* _WHAT THE TASK ASKS_
Filter the listing below down to the lines containing the word "account".
[DATA FOR REVIEW Boundary: Start]
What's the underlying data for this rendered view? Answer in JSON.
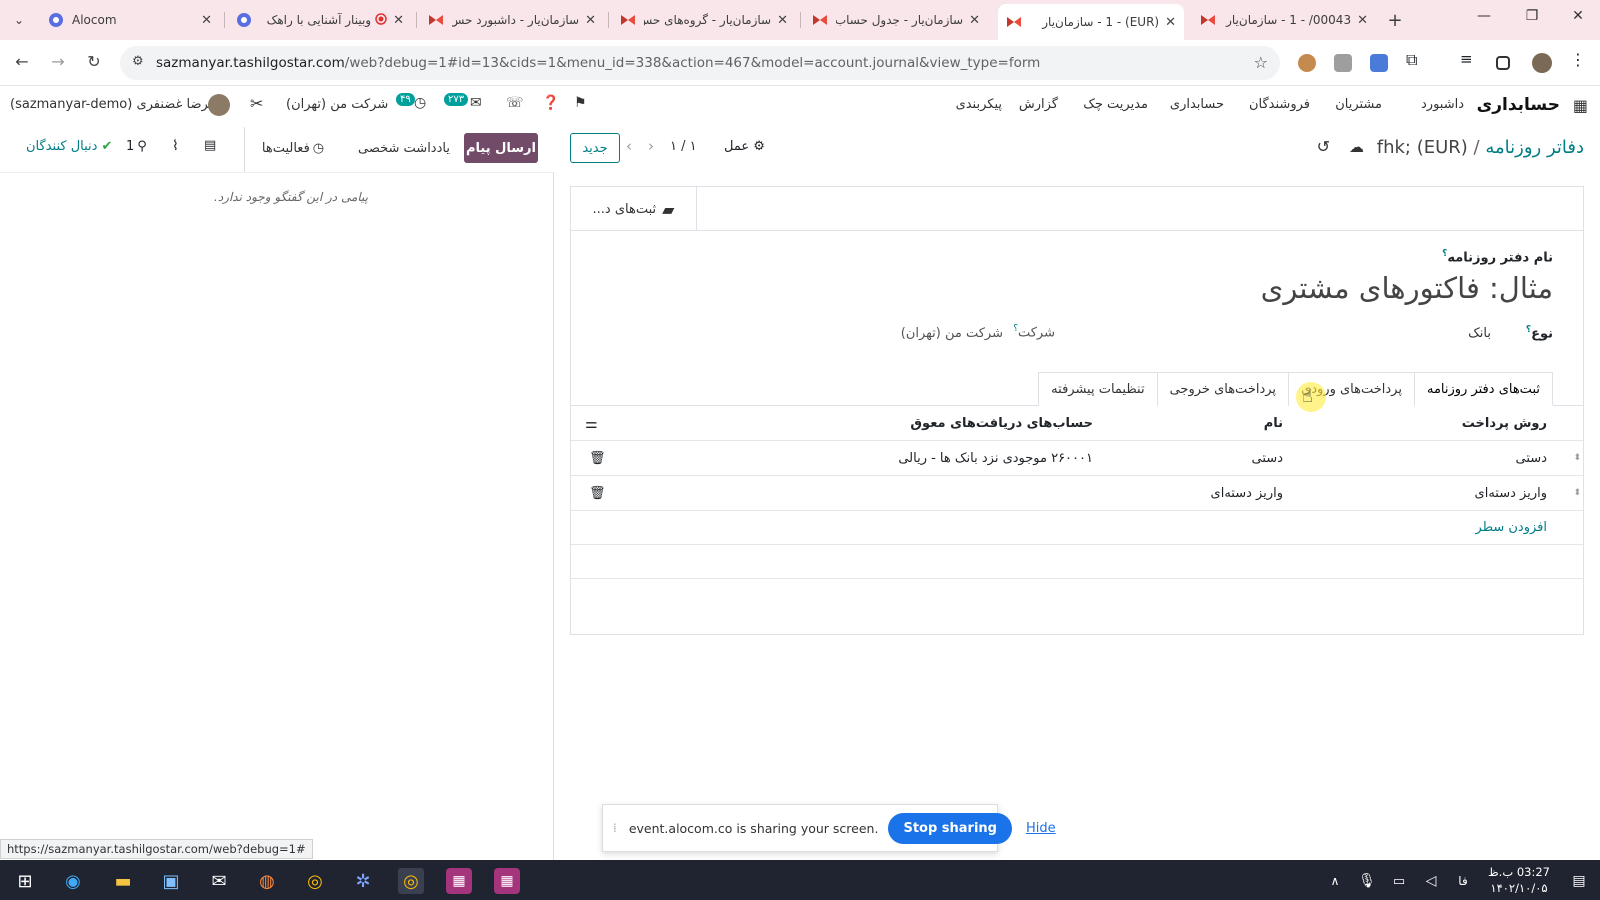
{
  "browser": {
    "tabs": [
      {
        "title": "Alocom",
        "active": false
      },
      {
        "title": "وبینار آشنایی با راهک",
        "active": false
      },
      {
        "title": "سازمان‌یار - داشبورد حس",
        "active": false
      },
      {
        "title": "سازمان‌یار - گروه‌های حس",
        "active": false
      },
      {
        "title": "سازمان‌یار - جدول حساب",
        "active": false
      },
      {
        "title": "(EUR) - 1 - سازمان‌یار",
        "active": true
      },
      {
        "title": "00043/ - 1 - سازمان‌یار",
        "active": false
      }
    ],
    "url_domain": "sazmanyar.tashilgostar.com",
    "url_path": "/web?debug=1#id=13&cids=1&menu_id=338&action=467&model=account.journal&view_type=form",
    "status_url": "https://sazmanyar.tashilgostar.com/web?debug=1#"
  },
  "odoo": {
    "app_name": "حسابداری",
    "menus": [
      "داشبورد",
      "مشتریان",
      "فروشندگان",
      "حسابداری",
      "مدیریت چک",
      "گزارش",
      "پیکربندی"
    ],
    "user": "علیرضا غضنفری (sazmanyar-demo)",
    "company": "شرکت من (تهران)",
    "badge_activity": "۴۹",
    "badge_messages": "۲۷۳"
  },
  "control": {
    "breadcrumb_parent": "دفاتر روزنامه",
    "breadcrumb_sep": "/",
    "breadcrumb_current": "fhk; (EUR)",
    "action_label": "عمل",
    "pager": "۱ / ۱",
    "new_label": "جدید"
  },
  "chatter": {
    "send_message": "ارسال پیام",
    "log_note": "یادداشت شخصی",
    "activities": "فعالیت‌ها",
    "followers_count": "1",
    "follow_label": "دنبال کنندگان",
    "empty_text": "پیامی در این گفتگو وجود ندارد."
  },
  "form": {
    "smart_button": "ثبت‌های د...",
    "name_label": "نام دفتر روزنامه",
    "name_placeholder": "مثال: فاکتورهای مشتری",
    "type_label": "نوع",
    "type_value": "بانک",
    "company_label": "شرکت",
    "company_value": "شرکت من (تهران)",
    "help_mark": "؟",
    "tabs": [
      "ثبت‌های دفتر روزنامه",
      "پرداخت‌های ورودی",
      "پرداخت‌های خروجی",
      "تنظیمات پیشرفته"
    ],
    "table": {
      "headers": {
        "method": "روش پرداخت",
        "name": "نام",
        "account": "حساب‌های دریافت‌های معوق"
      },
      "rows": [
        {
          "method": "دستی",
          "name": "دستی",
          "account": "۲۶۰۰۰۱ موجودی نزد بانک ها - ریالی"
        },
        {
          "method": "واریز دسته‌ای",
          "name": "واریز دسته‌ای",
          "account": ""
        }
      ],
      "add_line": "افزودن سطر"
    }
  },
  "share": {
    "text": "event.alocom.co is sharing your screen.",
    "stop": "Stop sharing",
    "hide": "Hide"
  },
  "taskbar": {
    "time": "03:27 ب.ظ",
    "date": "۱۴۰۲/۱۰/۰۵",
    "lang": "فا"
  }
}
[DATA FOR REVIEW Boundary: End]
* _EXERCISE SOLUTION_
    "url_path": "/web?debug=1#id=13&cids=1&menu_id=338&action=467&model=account.journal&view_type=form",
        "account": "حساب‌های دریافت‌های معوق"
          "account": "۲۶۰۰۰۱ موجودی نزد بانک ها - ریالی"
          "account": ""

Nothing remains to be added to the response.